• _DATA SECTION_
· · · · ·

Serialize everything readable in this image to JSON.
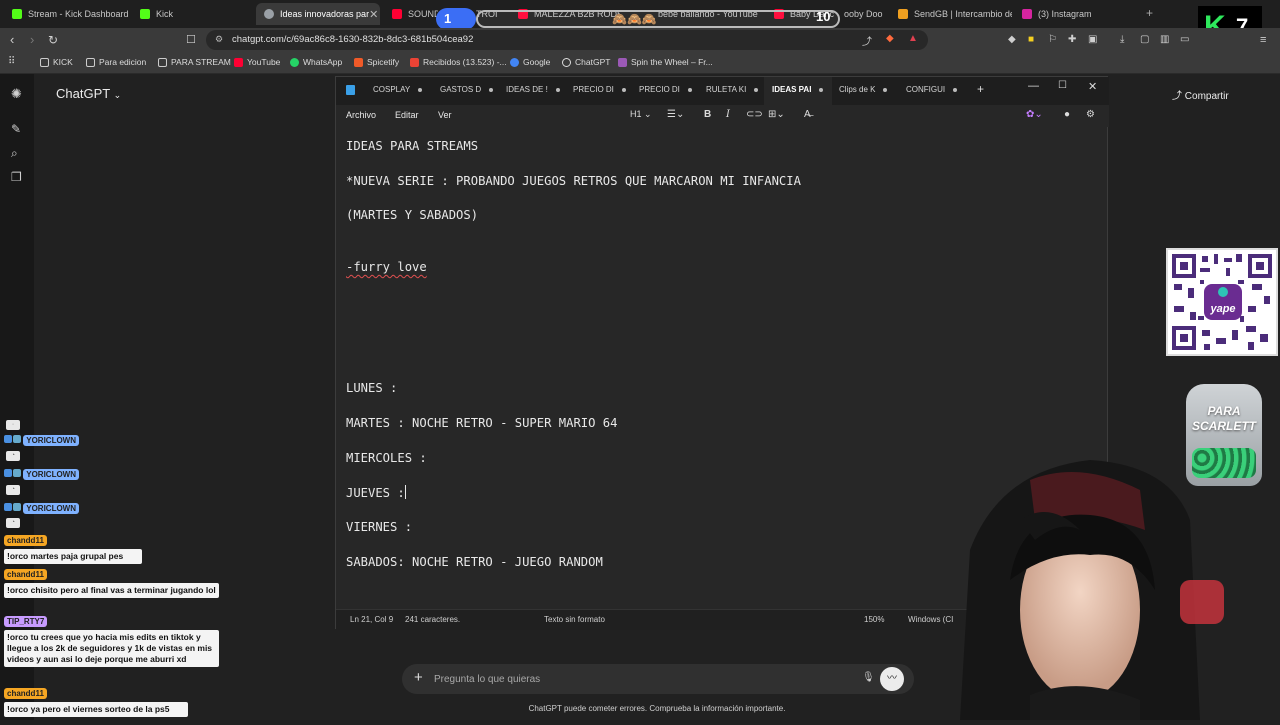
{
  "browser": {
    "tabs": [
      {
        "label": "Stream - Kick Dashboard",
        "color": "#53fc18"
      },
      {
        "label": "Kick",
        "color": "#53fc18"
      },
      {
        "label": "Ideas innovadoras par",
        "color": "#9aa0a6",
        "active": true
      },
      {
        "label": "SOUNDT",
        "color": "#ff0033"
      },
      {
        "label": "TROI",
        "color": "#ff0033"
      },
      {
        "label": "MALEZZA B2B RODRIG",
        "color": "#ff0033"
      },
      {
        "label": "bebe bailando - YouTube",
        "color": "#ff0033"
      },
      {
        "label": "Baby Danc",
        "color": "#ff0033"
      },
      {
        "label": "ooby Doo",
        "color": "#ff0033"
      },
      {
        "label": "SendGB | Intercambio de",
        "color": "#f0a020"
      },
      {
        "label": "(3) Instagram",
        "color": "#d6249f"
      }
    ],
    "url": "chatgpt.com/c/69ac86c8-1630-832b-8dc3-681b504cea92",
    "bookmarks": [
      {
        "label": "KICK",
        "color": "#cccccc"
      },
      {
        "label": "Para edicion",
        "color": "#cccccc"
      },
      {
        "label": "PARA STREAM",
        "color": "#cccccc"
      },
      {
        "label": "YouTube",
        "color": "#ff0033"
      },
      {
        "label": "WhatsApp",
        "color": "#25d366"
      },
      {
        "label": "Spicetify",
        "color": "#f05a28"
      },
      {
        "label": "Recibidos (13.523) -...",
        "color": "#ea4335"
      },
      {
        "label": "Google",
        "color": "#4285f4"
      },
      {
        "label": "ChatGPT",
        "color": "#dddddd"
      },
      {
        "label": "Spin the Wheel – Fr...",
        "color": "#9b59b6"
      }
    ]
  },
  "chatgpt": {
    "title": "ChatGPT",
    "share_label": "Compartir",
    "prompt_placeholder": "Pregunta lo que quieras",
    "disclaimer": "ChatGPT puede cometer errores. Comprueba la información importante."
  },
  "notepad": {
    "tabs": [
      "COSPLAY",
      "GASTOS D",
      "IDEAS DE !",
      "PRECIO DI",
      "PRECIO DI",
      "RULETA KI",
      "IDEAS PAI",
      "Clips de K",
      "CONFIGUI"
    ],
    "active_tab_index": 6,
    "menu": [
      "Archivo",
      "Editar",
      "Ver"
    ],
    "heading_select": "H1",
    "lines": [
      "IDEAS PARA STREAMS",
      "*NUEVA SERIE : PROBANDO JUEGOS RETROS QUE MARCARON MI INFANCIA",
      "(MARTES Y SABADOS)",
      "-furry love",
      "LUNES :",
      "MARTES : NOCHE RETRO - SUPER MARIO 64",
      "MIERCOLES :",
      "JUEVES :",
      "VIERNES :",
      "SABADOS: NOCHE RETRO - JUEGO RANDOM"
    ],
    "status": {
      "position": "Ln 21, Col 9",
      "chars": "241 caracteres.",
      "format": "Texto sin formato",
      "zoom": "150%",
      "eol": "Windows (CI"
    }
  },
  "stream_chat": [
    {
      "user": "YORICLOWN",
      "user_color": "#7fb2ff",
      "msg": ""
    },
    {
      "user": "YORICLOWN",
      "user_color": "#7fb2ff",
      "msg": ""
    },
    {
      "user": "YORICLOWN",
      "user_color": "#7fb2ff",
      "msg": ""
    },
    {
      "user": "chandd11",
      "user_color": "#f5a623",
      "msg": "!orco martes paja grupal pes"
    },
    {
      "user": "chandd11",
      "user_color": "#f5a623",
      "msg": "!orco chisito pero al final vas a terminar jugando lol"
    },
    {
      "user": "TIP_RTY7",
      "user_color": "#c79bff",
      "msg": "!orco tu crees que yo hacia mis edits en tiktok y llegue a los 2k de seguidores y 1k de vistas en mis videos y aun asi lo deje porque me aburri xd"
    },
    {
      "user": "chandd11",
      "user_color": "#f5a623",
      "msg": "!orco ya pero el viernes sorteo de la ps5"
    }
  ],
  "overlays": {
    "counter_left": "1",
    "counter_right": "10",
    "kick_letter": "K",
    "kick_count": "7",
    "jar_text": "PARA SCARLETT",
    "qr_label": "yape"
  }
}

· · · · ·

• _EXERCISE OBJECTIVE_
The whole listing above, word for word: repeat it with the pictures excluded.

• _TASK SOLUTION_
Serialize everything readable in this image to JSON.
{
  "browser": {
    "tabs": [
      {
        "label": "Stream - Kick Dashboard",
        "color": "#53fc18"
      },
      {
        "label": "Kick",
        "color": "#53fc18"
      },
      {
        "label": "Ideas innovadoras par",
        "color": "#9aa0a6",
        "active": true
      },
      {
        "label": "SOUNDT",
        "color": "#ff0033"
      },
      {
        "label": "TROI",
        "color": "#ff0033"
      },
      {
        "label": "MALEZZA B2B RODRIG",
        "color": "#ff0033"
      },
      {
        "label": "bebe bailando - YouTube",
        "color": "#ff0033"
      },
      {
        "label": "Baby Danc",
        "color": "#ff0033"
      },
      {
        "label": "ooby Doo",
        "color": "#ff0033"
      },
      {
        "label": "SendGB | Intercambio de",
        "color": "#f0a020"
      },
      {
        "label": "(3) Instagram",
        "color": "#d6249f"
      }
    ],
    "url": "chatgpt.com/c/69ac86c8-1630-832b-8dc3-681b504cea92",
    "bookmarks": [
      {
        "label": "KICK",
        "color": "#cccccc"
      },
      {
        "label": "Para edicion",
        "color": "#cccccc"
      },
      {
        "label": "PARA STREAM",
        "color": "#cccccc"
      },
      {
        "label": "YouTube",
        "color": "#ff0033"
      },
      {
        "label": "WhatsApp",
        "color": "#25d366"
      },
      {
        "label": "Spicetify",
        "color": "#f05a28"
      },
      {
        "label": "Recibidos (13.523) -...",
        "color": "#ea4335"
      },
      {
        "label": "Google",
        "color": "#4285f4"
      },
      {
        "label": "ChatGPT",
        "color": "#dddddd"
      },
      {
        "label": "Spin the Wheel – Fr...",
        "color": "#9b59b6"
      }
    ]
  },
  "chatgpt": {
    "title": "ChatGPT",
    "share_label": "Compartir",
    "prompt_placeholder": "Pregunta lo que quieras",
    "disclaimer": "ChatGPT puede cometer errores. Comprueba la información importante."
  },
  "notepad": {
    "tabs": [
      "COSPLAY",
      "GASTOS D",
      "IDEAS DE !",
      "PRECIO DI",
      "PRECIO DI",
      "RULETA KI",
      "IDEAS PAI",
      "Clips de K",
      "CONFIGUI"
    ],
    "active_tab_index": 6,
    "menu": [
      "Archivo",
      "Editar",
      "Ver"
    ],
    "heading_select": "H1",
    "lines": [
      "IDEAS PARA STREAMS",
      "*NUEVA SERIE : PROBANDO JUEGOS RETROS QUE MARCARON MI INFANCIA",
      "(MARTES Y SABADOS)",
      "-furry love",
      "LUNES :",
      "MARTES : NOCHE RETRO - SUPER MARIO 64",
      "MIERCOLES :",
      "JUEVES :",
      "VIERNES :",
      "SABADOS: NOCHE RETRO - JUEGO RANDOM"
    ],
    "status": {
      "position": "Ln 21, Col 9",
      "chars": "241 caracteres.",
      "format": "Texto sin formato",
      "zoom": "150%",
      "eol": "Windows (CI"
    }
  },
  "stream_chat": [
    {
      "user": "YORICLOWN",
      "user_color": "#7fb2ff",
      "msg": ""
    },
    {
      "user": "YORICLOWN",
      "user_color": "#7fb2ff",
      "msg": ""
    },
    {
      "user": "YORICLOWN",
      "user_color": "#7fb2ff",
      "msg": ""
    },
    {
      "user": "chandd11",
      "user_color": "#f5a623",
      "msg": "!orco martes paja grupal pes"
    },
    {
      "user": "chandd11",
      "user_color": "#f5a623",
      "msg": "!orco chisito pero al final vas a terminar jugando lol"
    },
    {
      "user": "TIP_RTY7",
      "user_color": "#c79bff",
      "msg": "!orco tu crees que yo hacia mis edits en tiktok y llegue a los 2k de seguidores y 1k de vistas en mis videos y aun asi lo deje porque me aburri xd"
    },
    {
      "user": "chandd11",
      "user_color": "#f5a623",
      "msg": "!orco ya pero el viernes sorteo de la ps5"
    }
  ],
  "overlays": {
    "counter_left": "1",
    "counter_right": "10",
    "kick_letter": "K",
    "kick_count": "7",
    "jar_text": "PARA SCARLETT",
    "qr_label": "yape"
  }
}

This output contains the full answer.